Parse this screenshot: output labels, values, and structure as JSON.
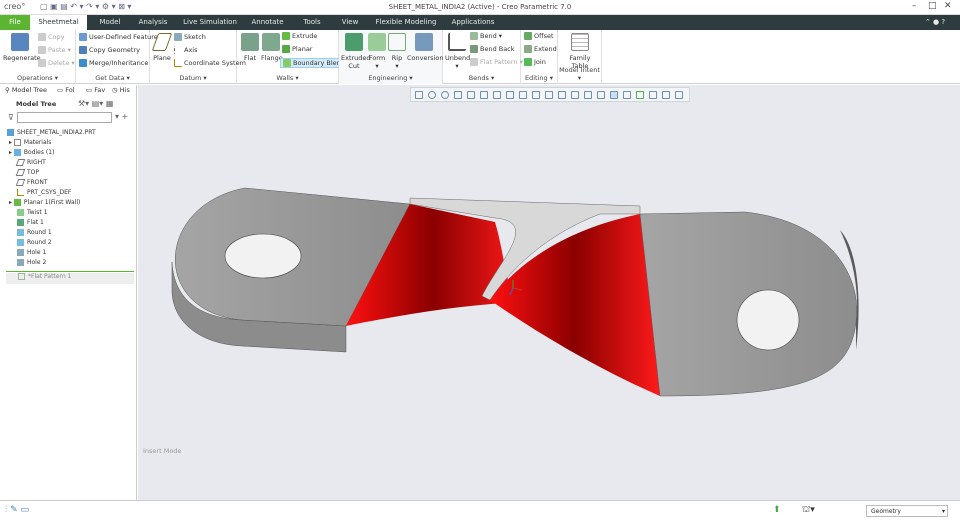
{
  "window": {
    "title": "SHEET_METAL_INDIA2 (Active) - Creo Parametric 7.0",
    "logo": "creo°"
  },
  "tabs": [
    "File",
    "Sheetmetal",
    "Model",
    "Analysis",
    "Live Simulation",
    "Annotate",
    "Tools",
    "View",
    "Flexible Modeling",
    "Applications"
  ],
  "ribbon": {
    "operations": {
      "label": "Operations ▾",
      "regenerate": "Regenerate",
      "copy": "Copy",
      "paste": "Paste ▾",
      "delete": "Delete ▾"
    },
    "get_data": {
      "label": "Get Data ▾",
      "udf": "User-Defined Feature",
      "copy_geom": "Copy Geometry",
      "merge": "Merge/Inheritance"
    },
    "datum": {
      "label": "Datum ▾",
      "plane": "Plane",
      "sketch": "Sketch",
      "axis": "Axis",
      "csys": "Coordinate System"
    },
    "walls": {
      "label": "Walls ▾",
      "flat": "Flat",
      "flange": "Flange",
      "extrude": "Extrude",
      "planar": "Planar",
      "boundary_blend": "Boundary Blend"
    },
    "engineering": {
      "label": "Engineering ▾",
      "extruded_cut_1": "Extruded",
      "extruded_cut_2": "Cut",
      "form": "Form",
      "rip": "Rip",
      "conversion": "Conversion"
    },
    "bends": {
      "label": "Bends ▾",
      "unbend": "Unbend",
      "bend": "Bend ▾",
      "bend_back": "Bend Back",
      "flat_pattern": "Flat Pattern ▾"
    },
    "editing": {
      "label": "Editing ▾",
      "offset": "Offset",
      "extend": "Extend",
      "join": "Join"
    },
    "model_intent": {
      "label": "Model Intent ▾",
      "family_1": "Family",
      "family_2": "Table"
    }
  },
  "left_panel": {
    "tabs": [
      "Model Tree",
      "Fol",
      "Fav",
      "His"
    ],
    "tree_header": "Model Tree",
    "search_placeholder": "",
    "items": [
      "SHEET_METAL_INDIA2.PRT",
      "Materials",
      "Bodies (1)",
      "RIGHT",
      "TOP",
      "FRONT",
      "PRT_CSYS_DEF",
      "Planar 1(First Wall)",
      "Twist 1",
      "Flat 1",
      "Round 1",
      "Round 2",
      "Hole 1",
      "Hole 2"
    ],
    "insert_item": "*Flat Pattern 1"
  },
  "viewport": {
    "mode_text": "Insert Mode"
  },
  "status": {
    "filter": "Geometry"
  },
  "colors": {
    "accent": "#5cb531",
    "tabbar": "#2e3b3f",
    "highlight": "#e00000"
  }
}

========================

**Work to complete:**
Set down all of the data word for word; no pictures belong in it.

**Response for this exercise:**
Parse this screenshot: output labels, values, and structure as JSON.
{
  "window": {
    "title": "SHEET_METAL_INDIA2 (Active) - Creo Parametric 7.0",
    "logo": "creo°"
  },
  "tabs": [
    "File",
    "Sheetmetal",
    "Model",
    "Analysis",
    "Live Simulation",
    "Annotate",
    "Tools",
    "View",
    "Flexible Modeling",
    "Applications"
  ],
  "ribbon": {
    "operations": {
      "label": "Operations ▾",
      "regenerate": "Regenerate",
      "copy": "Copy",
      "paste": "Paste ▾",
      "delete": "Delete ▾"
    },
    "get_data": {
      "label": "Get Data ▾",
      "udf": "User-Defined Feature",
      "copy_geom": "Copy Geometry",
      "merge": "Merge/Inheritance"
    },
    "datum": {
      "label": "Datum ▾",
      "plane": "Plane",
      "sketch": "Sketch",
      "axis": "Axis",
      "csys": "Coordinate System"
    },
    "walls": {
      "label": "Walls ▾",
      "flat": "Flat",
      "flange": "Flange",
      "extrude": "Extrude",
      "planar": "Planar",
      "boundary_blend": "Boundary Blend"
    },
    "engineering": {
      "label": "Engineering ▾",
      "extruded_cut_1": "Extruded",
      "extruded_cut_2": "Cut",
      "form": "Form",
      "rip": "Rip",
      "conversion": "Conversion"
    },
    "bends": {
      "label": "Bends ▾",
      "unbend": "Unbend",
      "bend": "Bend ▾",
      "bend_back": "Bend Back",
      "flat_pattern": "Flat Pattern ▾"
    },
    "editing": {
      "label": "Editing ▾",
      "offset": "Offset",
      "extend": "Extend",
      "join": "Join"
    },
    "model_intent": {
      "label": "Model Intent ▾",
      "family_1": "Family",
      "family_2": "Table"
    }
  },
  "left_panel": {
    "tabs": [
      "Model Tree",
      "Fol",
      "Fav",
      "His"
    ],
    "tree_header": "Model Tree",
    "search_placeholder": "",
    "items": [
      "SHEET_METAL_INDIA2.PRT",
      "Materials",
      "Bodies (1)",
      "RIGHT",
      "TOP",
      "FRONT",
      "PRT_CSYS_DEF",
      "Planar 1(First Wall)",
      "Twist 1",
      "Flat 1",
      "Round 1",
      "Round 2",
      "Hole 1",
      "Hole 2"
    ],
    "insert_item": "*Flat Pattern 1"
  },
  "viewport": {
    "mode_text": "Insert Mode"
  },
  "status": {
    "filter": "Geometry"
  },
  "colors": {
    "accent": "#5cb531",
    "tabbar": "#2e3b3f",
    "highlight": "#e00000"
  }
}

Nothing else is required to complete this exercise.